Kun is mostly for males below you in age. It’s considered disrespectful to address someone higher than you in age, seniority, and social status as -kun as it’s a casual, informal way of calling someone.
Kun is usually used to address males, though it can be used for females too in case they’re of the same age and the person saying “kun” has a casual relationship with them.
Chan is more of an affectionate honorific title, so naturally, you wouldn’t use it for someone you don’t know that well. Chan is mostly known to address younger females, but it’s actually diverse and not limited to females.
You can use chan to address a very close friend or partner, a family member (for example, saying onee-chan instead of onee-san to call your big sister affectionately), a child, and so on.
Senpai and san can be a bit confusing since both are used to respectfully address people higher in seniority.
The distinguishing feature is that while san is more diverse and usable for addressing people you’re meeting for the first time, senpai is mostly for a senior at a workplace, university, school, etc.
Kohai, which means junior, is the opposite of senpai. It’s not that commonly used though, and can come across as a bit condescending, so it’s better to use kun.
Sensei is mostly used for teachers or mentors, but it can also be used if you’re talking to someone who has a very high status and expertise in their profession.
For example, you can call a medical doctor “Sensei” while in a conversation with them as an alternative to “isha-san.”
Tan is more of a cute way of saying chan, and resembles a baby’s cute mispronunciation of the word ‘chan.’ It is mostly used for infants during baby talk.
Tan is also used in other informal scenarios, such as two romantic partners in private, or addressing a friend in a comical way.

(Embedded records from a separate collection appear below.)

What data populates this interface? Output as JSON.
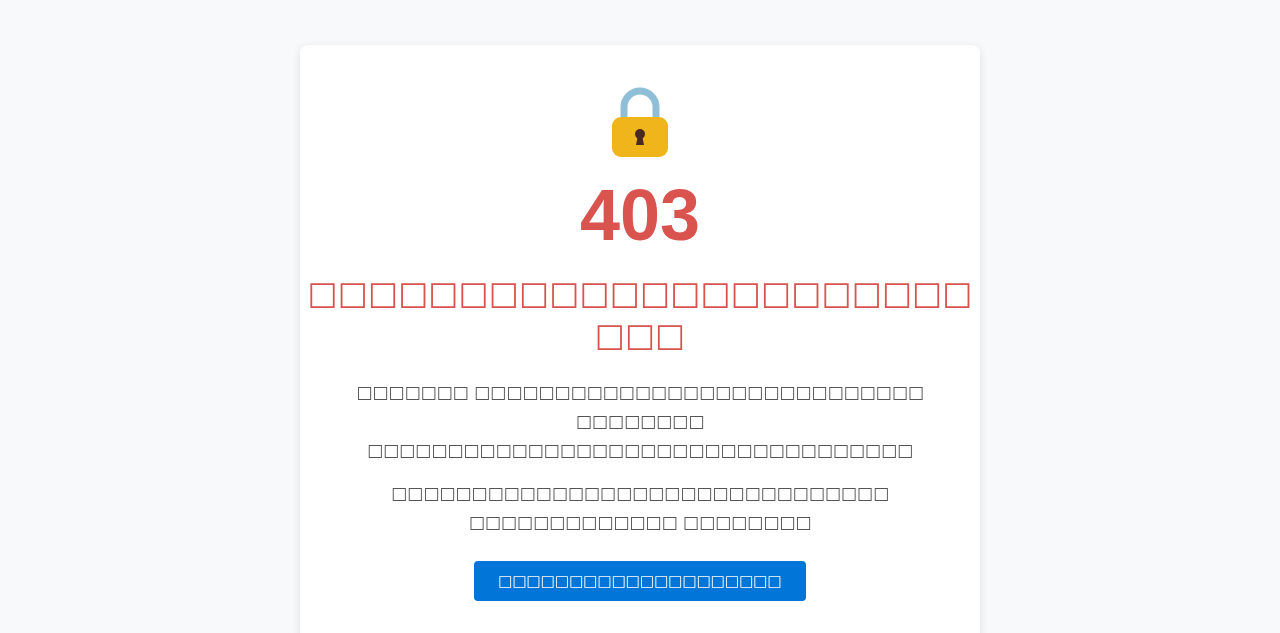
{
  "error": {
    "code": "403",
    "title": "□□□□□□□□□□□□□□□□□□□□□□ □□□",
    "paragraphs": [
      "□□□□□□□ □□□□□□□□□□□□□□□□□□□□□□□□□□□□ □□□□□□□□ □□□□□□□□□□□□□□□□□□□□□□□□□□□□□□□□□□",
      "□□□□□□□□□□□□□□□□□□□□□□□□□□□□□□□ □□□□□□□□□□□□□ □□□□□□□□"
    ],
    "button": "□□□□□□□□□□□□□□□□□□□□"
  }
}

Avoid using tan for formal scenarios as it would be considered too casual.
O and Go
O and go are prefixes. O is generally used for familial relations. For example, you could call your mother “oka-san.” Both the o and the san convey a sense of respect.
To convey more affection and informality, you can just say “ka-san” which is equivalent to calling your mother ‘mom’ or ‘ma.’ Similarly, calling a diety “okami-sama” conveys more respect than just “kami-sama.”
O and go are used for non-living objects that have a ‘life-giving’ attribute to them as well. For example o-mizu for water and o-cha for tea.
Go is used for words Chinese in origin, for example, go-kyouryoku which means cooperation and go-ryoushin which means parents.